Triglycerides are transported by the largest and most lipid-rich of the lipoprotein particles, namely, chylomicrons and very low density lipoproteins (VLDL). These particles are buoyant because of the high triglyceride content, which makes up approximately 90% by weight of the chylomicron and 70% by weight of the VLDL. The chylomicron transports exogenous or dietary fat and cholesterol, whereas VLDL transports endogenous triglyceride and cholesterol in lipoproteins synthesized and secreted by the liver. Both chylomicrons and VLDL are hydrolyzed at the capillary surface by the enzyme lipoprotein lipase. Lipoprotein lipase catalyzes the hydrolysis of triglyceride in the lipid core of these particles, producing smaller particles known as remnants. We currently believe the remnants are atherogenic and that this is one reason why hypertriglyceridemia may predispose to coronary artery disease. Chylomicron remnants are recognized and removed by hepatic receptors that contain apolipoprotein (apo) E. The rate of clearance of remnant particles depends on which subfraction of apo E is present. Particles containing apo EII are removed more slowly than those with apo EIII and EIV. The dietary cholesterol from the chylomicron remnant particles is thought to down-regulate the hepatic low-density lipoprotein (LDL) receptors. VLDL remnants, also called intermediate-density lipoprotein (IDL), contain apo E and may be removed by the liver through the LDL or B/E receptor. The decrease in activity of these receptors results in apparent oversynthesis of LDL, the end-product of VLDL and IDL metabolism. LDL is the major cholesterol carrier, followed by high-density lipoprotein (HDL). LDL carries approximately up to three-fourths of the cholesterol in the Mood, and about two-thirds of LDL is removed by specific LDL receptors as it circulates. The other portion is removed by low-affinity pathways. HDL contains approximately 50% cholesterol and phospholipid. HDL is synthesized in the liver, the intestine and also originates from the surface of chylomicrons and VLDL during lipolysis. HDL acquires cholesterol from peripheral tissues and is esterified by the lecithin cholesterol acyltransferase or LCAT to cholesteryl ester. The cholesteryl ester may then be transferred from HDL to LDL, IDL or VLDL by the cholesteryl ester transfer protein. Thus, cholesterol can be transported to the liver indirectly by HDL, and HDL fractions containing apo E may directly transport HDL to the liver. HDL exists in a nascent form before being converted into spherical particles. There is some evidence that apo AI may play a particularly important role in this reverse cholesterol transport process. HDL may be subdivided in several ways: one based on its apoprotein content and one based on its density (e.g., HDL2 and HDL3). In hypertriglyceridemia, the formation of HDL from the hydrolysis of triglyceride-rich particles may be diminished. In addition, when postprandial lipemia occurs, or when there is a prolonged elevation of triglyceride-rich lipoproteins, an increased transfer of triglyceride from triglyceride-rich lipoprotein particles into LDL and HDL may occur in exchange for cholesteryl ester. The metabolic changes associated with hypertriglyceridemia may decrease the concentration of HDL and result in small, dense particles of LDL and HDL.
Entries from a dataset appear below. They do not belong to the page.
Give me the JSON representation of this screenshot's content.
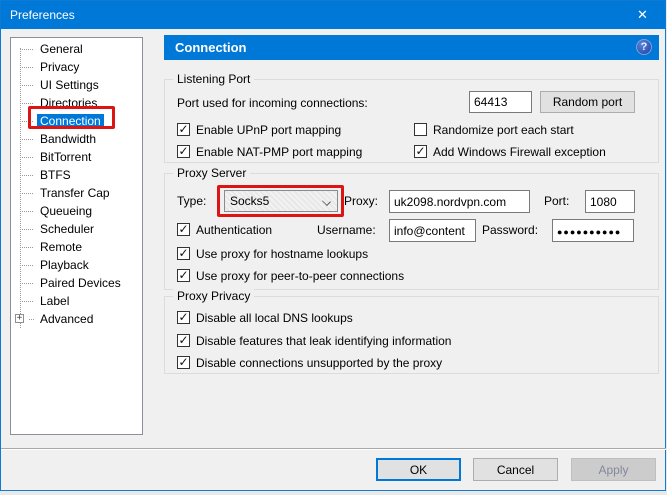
{
  "window": {
    "title": "Preferences"
  },
  "icons": {
    "close": "✕",
    "help": "?",
    "check": "✓",
    "chevron": "⌄",
    "expand": "+"
  },
  "colors": {
    "accent": "#0078d7",
    "annotation": "#dd1414"
  },
  "sidebar": {
    "items": [
      {
        "label": "General"
      },
      {
        "label": "Privacy"
      },
      {
        "label": "UI Settings"
      },
      {
        "label": "Directories"
      },
      {
        "label": "Connection",
        "selected": true
      },
      {
        "label": "Bandwidth"
      },
      {
        "label": "BitTorrent"
      },
      {
        "label": "BTFS"
      },
      {
        "label": "Transfer Cap"
      },
      {
        "label": "Queueing"
      },
      {
        "label": "Scheduler"
      },
      {
        "label": "Remote"
      },
      {
        "label": "Playback"
      },
      {
        "label": "Paired Devices"
      },
      {
        "label": "Label"
      },
      {
        "label": "Advanced",
        "expandable": true
      }
    ]
  },
  "header": {
    "title": "Connection"
  },
  "listening_port": {
    "title": "Listening Port",
    "port_label": "Port used for incoming connections:",
    "port_value": "64413",
    "random_port_button": "Random port",
    "checkboxes": [
      {
        "label": "Enable UPnP port mapping",
        "checked": true,
        "glyph": "✓"
      },
      {
        "label": "Randomize port each start",
        "checked": false,
        "glyph": ""
      },
      {
        "label": "Enable NAT-PMP port mapping",
        "checked": true,
        "glyph": "✓"
      },
      {
        "label": "Add Windows Firewall exception",
        "checked": true,
        "glyph": "✓"
      }
    ]
  },
  "proxy_server": {
    "title": "Proxy Server",
    "type_label": "Type:",
    "type_value": "Socks5",
    "proxy_label": "Proxy:",
    "proxy_value": "uk2098.nordvpn.com",
    "port_label": "Port:",
    "port_value": "1080",
    "auth": {
      "label": "Authentication",
      "checked": true,
      "glyph": "✓"
    },
    "username_label": "Username:",
    "username_value": "info@content",
    "password_label": "Password:",
    "password_value": "●●●●●●●●●●",
    "hostname": {
      "label": "Use proxy for hostname lookups",
      "checked": true,
      "glyph": "✓"
    },
    "p2p": {
      "label": "Use proxy for peer-to-peer connections",
      "checked": true,
      "glyph": "✓"
    }
  },
  "proxy_privacy": {
    "title": "Proxy Privacy",
    "checkboxes": [
      {
        "label": "Disable all local DNS lookups",
        "checked": true,
        "glyph": "✓"
      },
      {
        "label": "Disable features that leak identifying information",
        "checked": true,
        "glyph": "✓"
      },
      {
        "label": "Disable connections unsupported by the proxy",
        "checked": true,
        "glyph": "✓"
      }
    ]
  },
  "footer": {
    "ok": "OK",
    "cancel": "Cancel",
    "apply": "Apply"
  }
}
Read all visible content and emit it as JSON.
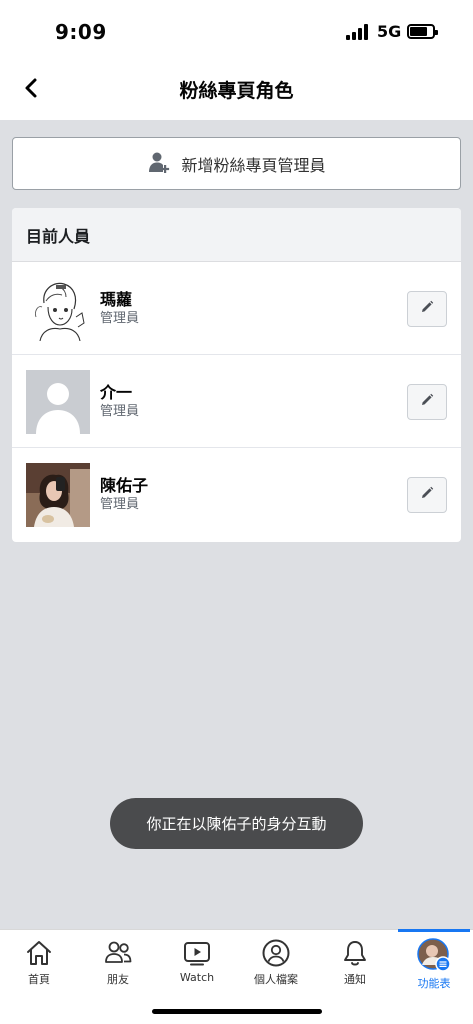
{
  "status_bar": {
    "time": "9:09",
    "network": "5G"
  },
  "header": {
    "title": "粉絲專頁角色",
    "back_icon": "chevron-left-icon"
  },
  "add_admin": {
    "label": "新增粉絲專頁管理員",
    "icon": "add-person-icon"
  },
  "people_section": {
    "title": "目前人員",
    "people": [
      {
        "name": "瑪蘿",
        "role": "管理員",
        "avatar": "sketch-portrait",
        "edit_icon": "pencil-icon"
      },
      {
        "name": "介一",
        "role": "管理員",
        "avatar": "default-silhouette",
        "edit_icon": "pencil-icon"
      },
      {
        "name": "陳佑子",
        "role": "管理員",
        "avatar": "photo-portrait",
        "edit_icon": "pencil-icon"
      }
    ]
  },
  "toast": {
    "text": "你正在以陳佑子的身分互動"
  },
  "tabs": [
    {
      "label": "首頁",
      "icon": "home-icon"
    },
    {
      "label": "朋友",
      "icon": "friends-icon"
    },
    {
      "label": "Watch",
      "icon": "watch-icon"
    },
    {
      "label": "個人檔案",
      "icon": "profile-icon"
    },
    {
      "label": "通知",
      "icon": "bell-icon"
    },
    {
      "label": "功能表",
      "icon": "menu-avatar-icon",
      "active": true
    }
  ],
  "colors": {
    "accent": "#1877f2",
    "background": "#dddfe3",
    "toast": "#4a4b4d"
  }
}
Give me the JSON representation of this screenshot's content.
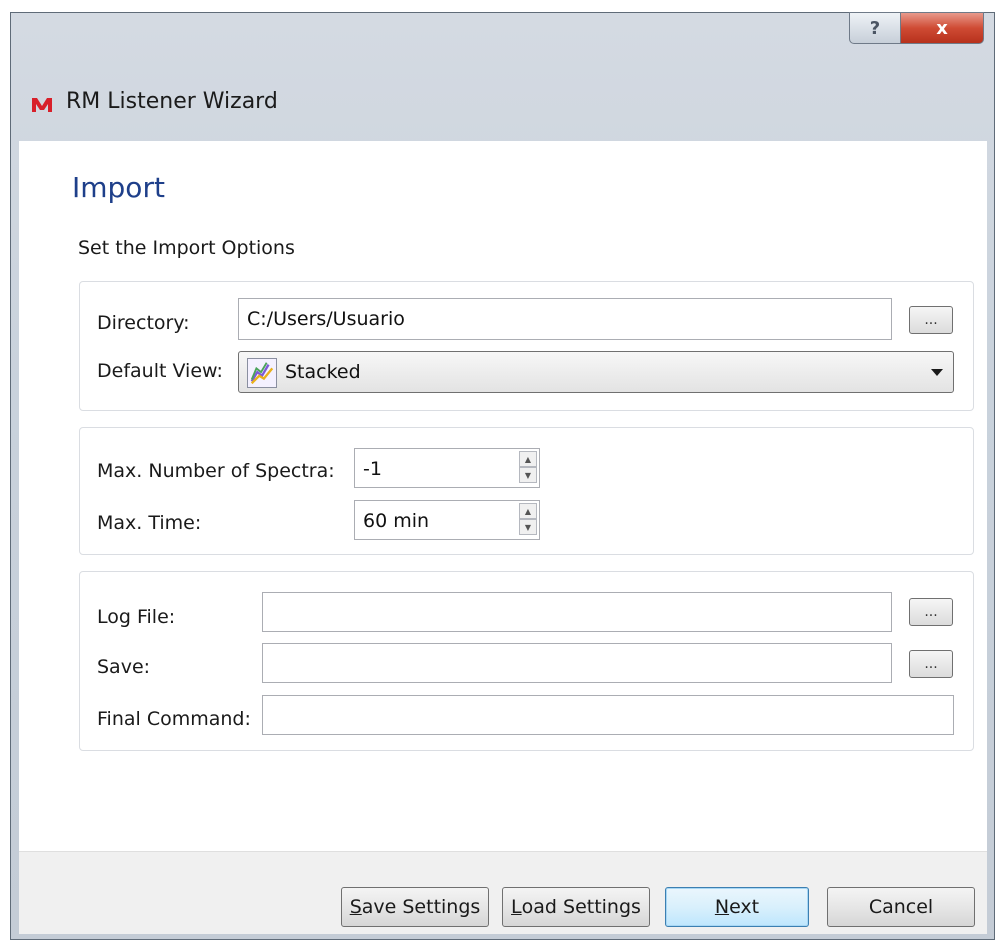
{
  "window": {
    "title": "RM Listener Wizard",
    "help_label": "?",
    "close_label": "x"
  },
  "page": {
    "title": "Import",
    "subtitle": "Set the Import Options"
  },
  "directory": {
    "label": "Directory:",
    "value": "C:/Users/Usuario",
    "browse_label": "..."
  },
  "default_view": {
    "label": "Default View:",
    "value": "Stacked",
    "icon": "stacked-view-icon"
  },
  "max_spectra": {
    "label": "Max. Number of Spectra:",
    "value": "-1"
  },
  "max_time": {
    "label": "Max. Time:",
    "value": "60 min"
  },
  "log_file": {
    "label": "Log File:",
    "value": "",
    "browse_label": "..."
  },
  "save": {
    "label": "Save:",
    "value": "",
    "browse_label": "..."
  },
  "final_command": {
    "label": "Final Command:",
    "value": ""
  },
  "footer": {
    "save_settings": {
      "mnemonic": "S",
      "rest": "ave Settings"
    },
    "load_settings": {
      "mnemonic": "L",
      "rest": "oad Settings"
    },
    "next": {
      "mnemonic": "N",
      "rest": "ext"
    },
    "cancel": "Cancel"
  },
  "colors": {
    "title_accent": "#1e3f8a",
    "close_button": "#cf4b34",
    "default_button_border": "#3c7fb1"
  }
}
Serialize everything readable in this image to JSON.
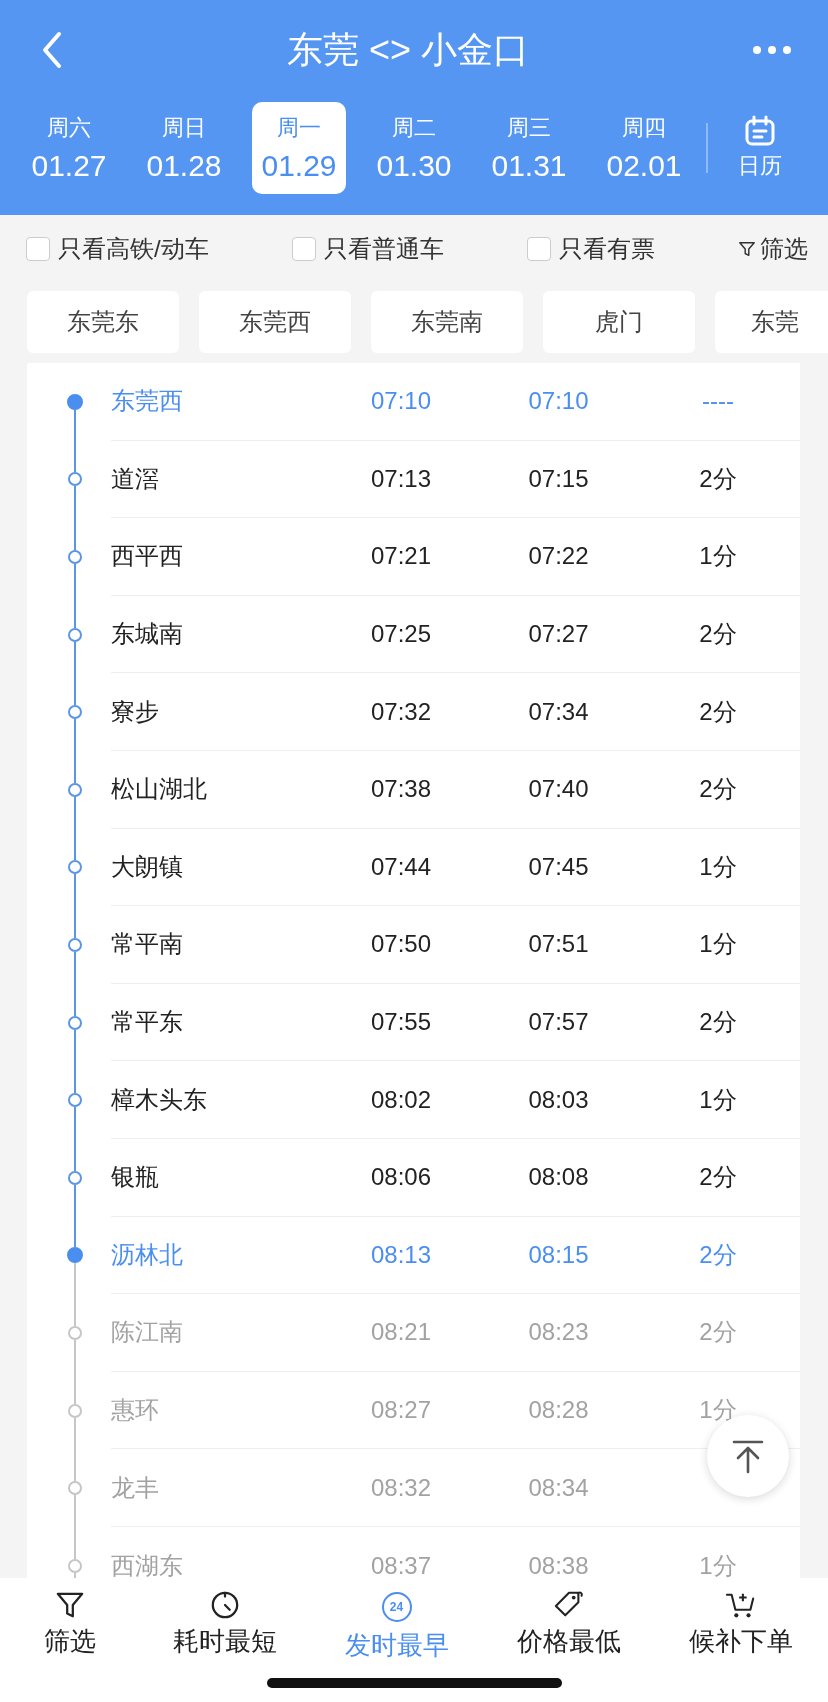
{
  "header": {
    "title": "东莞 <> 小金口"
  },
  "dates": [
    {
      "weekday": "周六",
      "date": "01.27",
      "selected": false
    },
    {
      "weekday": "周日",
      "date": "01.28",
      "selected": false
    },
    {
      "weekday": "周一",
      "date": "01.29",
      "selected": true
    },
    {
      "weekday": "周二",
      "date": "01.30",
      "selected": false
    },
    {
      "weekday": "周三",
      "date": "01.31",
      "selected": false
    },
    {
      "weekday": "周四",
      "date": "02.01",
      "selected": false
    }
  ],
  "calendar": {
    "label": "日历"
  },
  "filters": [
    {
      "label": "只看高铁/动车",
      "checked": false
    },
    {
      "label": "只看普通车",
      "checked": false
    },
    {
      "label": "只看有票",
      "checked": false
    }
  ],
  "filter_button": {
    "label": "筛选"
  },
  "stations": [
    "东莞东",
    "东莞西",
    "东莞南",
    "虎门",
    "东莞"
  ],
  "stops": [
    {
      "name": "东莞西",
      "arrive": "07:10",
      "depart": "07:10",
      "stay": "----",
      "kind": "terminal"
    },
    {
      "name": "道滘",
      "arrive": "07:13",
      "depart": "07:15",
      "stay": "2分",
      "kind": "stop"
    },
    {
      "name": "西平西",
      "arrive": "07:21",
      "depart": "07:22",
      "stay": "1分",
      "kind": "stop"
    },
    {
      "name": "东城南",
      "arrive": "07:25",
      "depart": "07:27",
      "stay": "2分",
      "kind": "stop"
    },
    {
      "name": "寮步",
      "arrive": "07:32",
      "depart": "07:34",
      "stay": "2分",
      "kind": "stop"
    },
    {
      "name": "松山湖北",
      "arrive": "07:38",
      "depart": "07:40",
      "stay": "2分",
      "kind": "stop"
    },
    {
      "name": "大朗镇",
      "arrive": "07:44",
      "depart": "07:45",
      "stay": "1分",
      "kind": "stop"
    },
    {
      "name": "常平南",
      "arrive": "07:50",
      "depart": "07:51",
      "stay": "1分",
      "kind": "stop"
    },
    {
      "name": "常平东",
      "arrive": "07:55",
      "depart": "07:57",
      "stay": "2分",
      "kind": "stop"
    },
    {
      "name": "樟木头东",
      "arrive": "08:02",
      "depart": "08:03",
      "stay": "1分",
      "kind": "stop"
    },
    {
      "name": "银瓶",
      "arrive": "08:06",
      "depart": "08:08",
      "stay": "2分",
      "kind": "stop"
    },
    {
      "name": "沥林北",
      "arrive": "08:13",
      "depart": "08:15",
      "stay": "2分",
      "kind": "terminal"
    },
    {
      "name": "陈江南",
      "arrive": "08:21",
      "depart": "08:23",
      "stay": "2分",
      "kind": "beyond"
    },
    {
      "name": "惠环",
      "arrive": "08:27",
      "depart": "08:28",
      "stay": "1分",
      "kind": "beyond"
    },
    {
      "name": "龙丰",
      "arrive": "08:32",
      "depart": "08:34",
      "kind": "beyond"
    },
    {
      "name": "西湖东",
      "arrive": "08:37",
      "depart": "08:38",
      "stay": "1分",
      "kind": "beyond"
    }
  ],
  "tabbar": [
    {
      "label": "筛选",
      "kind": "filter",
      "selected": false
    },
    {
      "label": "耗时最短",
      "kind": "duration",
      "selected": false
    },
    {
      "label": "发时最早",
      "kind": "earliest",
      "icon_text": "24",
      "selected": true
    },
    {
      "label": "价格最低",
      "kind": "price",
      "selected": false
    },
    {
      "label": "候补下单",
      "kind": "waitlist",
      "selected": false
    }
  ]
}
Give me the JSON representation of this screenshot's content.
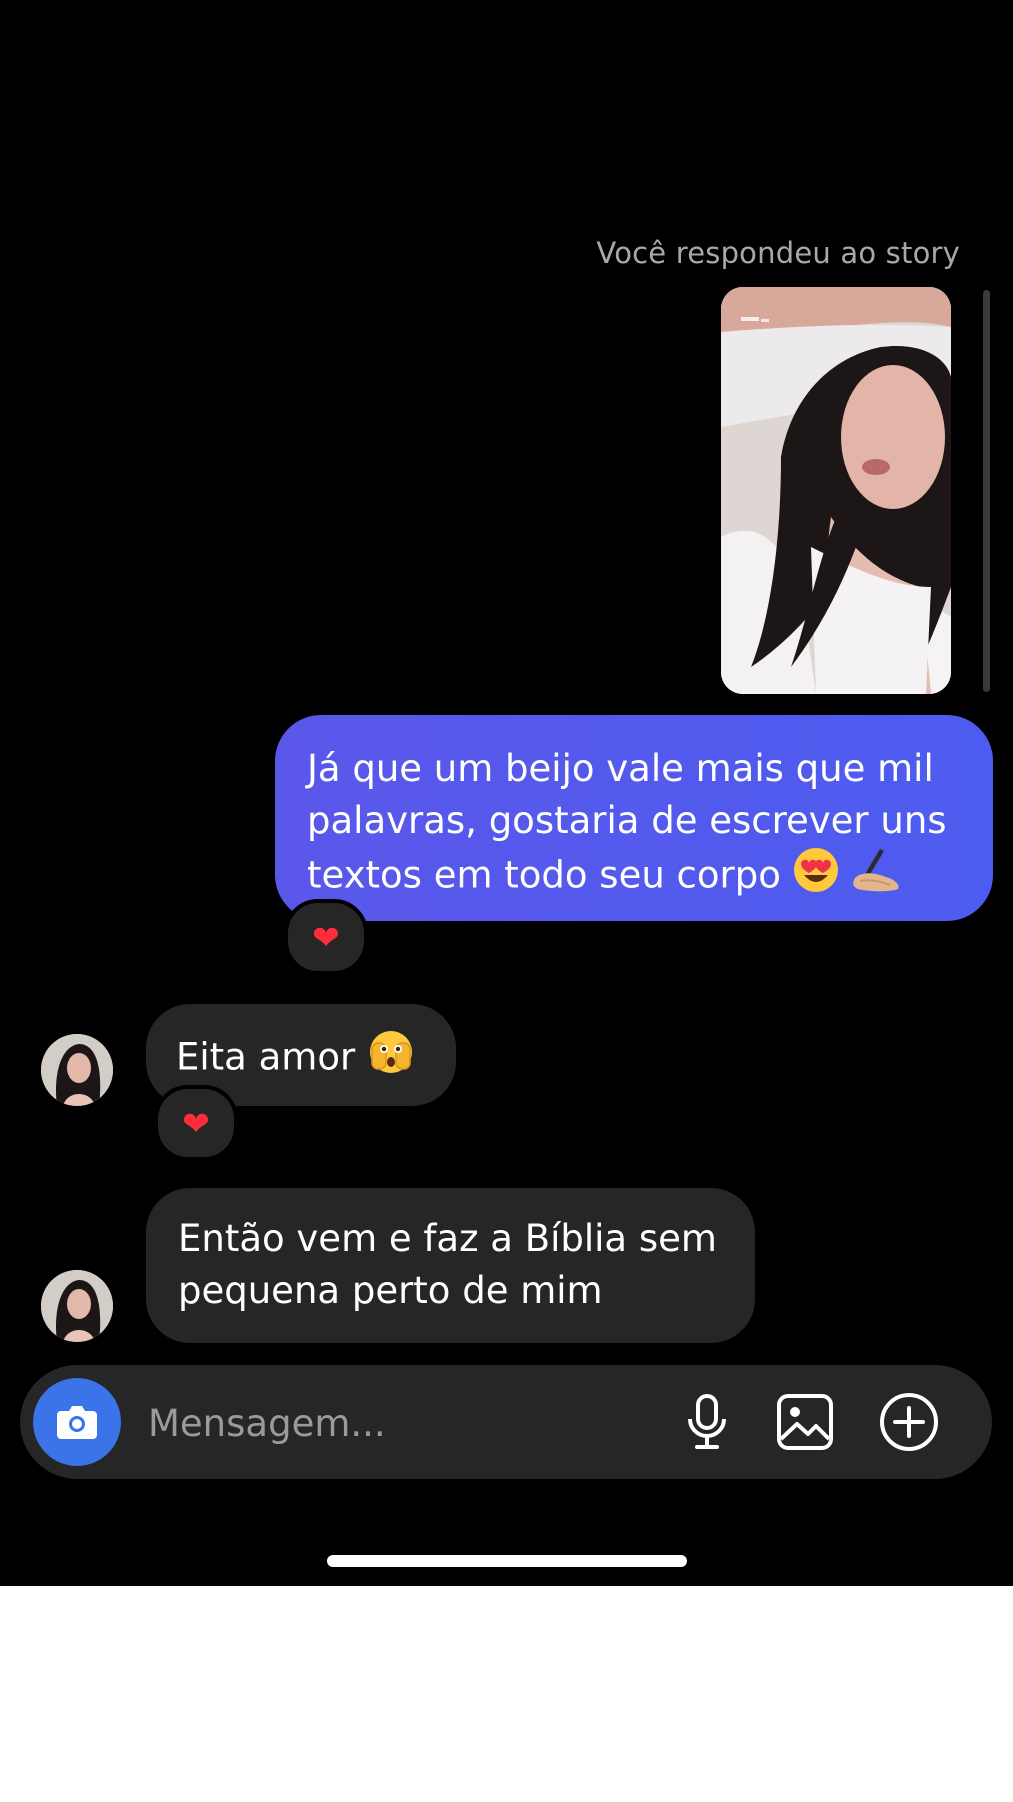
{
  "thread": {
    "story_reply_caption": "Você respondeu ao story",
    "messages": [
      {
        "direction": "outgoing",
        "text": "Já que um beijo vale mais que mil palavras, gostaria de escrever uns textos em todo seu corpo",
        "emojis": [
          "heart-eyes-emoji",
          "writing-hand-emoji"
        ],
        "reaction": "❤"
      },
      {
        "direction": "incoming",
        "text": "Eita amor",
        "emojis": [
          "face-peeking-emoji"
        ],
        "reaction": "❤"
      },
      {
        "direction": "incoming",
        "text_line1": "Então vem e faz a Bíblia sem",
        "text_line2": "pequena perto de mim"
      }
    ]
  },
  "composer": {
    "placeholder": "Mensagem...",
    "icons": [
      "camera-icon",
      "microphone-icon",
      "gallery-icon",
      "plus-icon"
    ]
  },
  "colors": {
    "background": "#000000",
    "outgoing_bubble": "#5158ee",
    "incoming_bubble": "#262626",
    "camera_button": "#3b73e8",
    "reaction_heart": "#ff2d3c"
  }
}
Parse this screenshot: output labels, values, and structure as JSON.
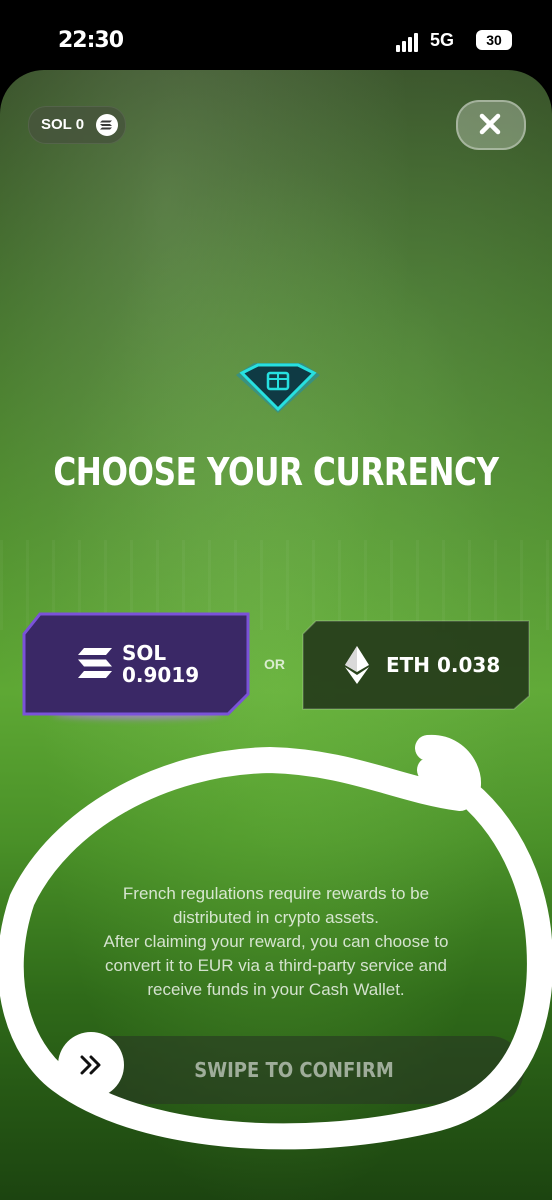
{
  "status_bar": {
    "time": "22:30",
    "network": "5G",
    "battery": "30"
  },
  "header": {
    "sol_balance": "SOL 0",
    "close_icon": "close-icon"
  },
  "main": {
    "title": "CHOOSE YOUR CURRENCY",
    "icon": "gem-icon",
    "options": {
      "sol": {
        "symbol": "SOL",
        "amount": "0.9019",
        "icon": "solana-icon",
        "selected": true
      },
      "or_label": "OR",
      "eth": {
        "label": "ETH 0.038",
        "icon": "ethereum-icon",
        "selected": false
      }
    },
    "disclaimer": [
      "French regulations require rewards to be",
      "distributed in crypto assets.",
      "After claiming your reward, you can choose to",
      "convert it to EUR via a third-party service and",
      "receive funds in your Cash Wallet."
    ],
    "swipe": {
      "label": "SWIPE TO CONFIRM",
      "handle_icon": "double-chevron-right-icon"
    }
  },
  "colors": {
    "sol_selected_bg": "#3a2866",
    "sol_selected_border": "#7a52d9",
    "eth_bg": "#23391a",
    "accent_gem": "#27e0e0"
  }
}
ASJC Scopus subject areas
- Cardiology and Cardiovascular Medicine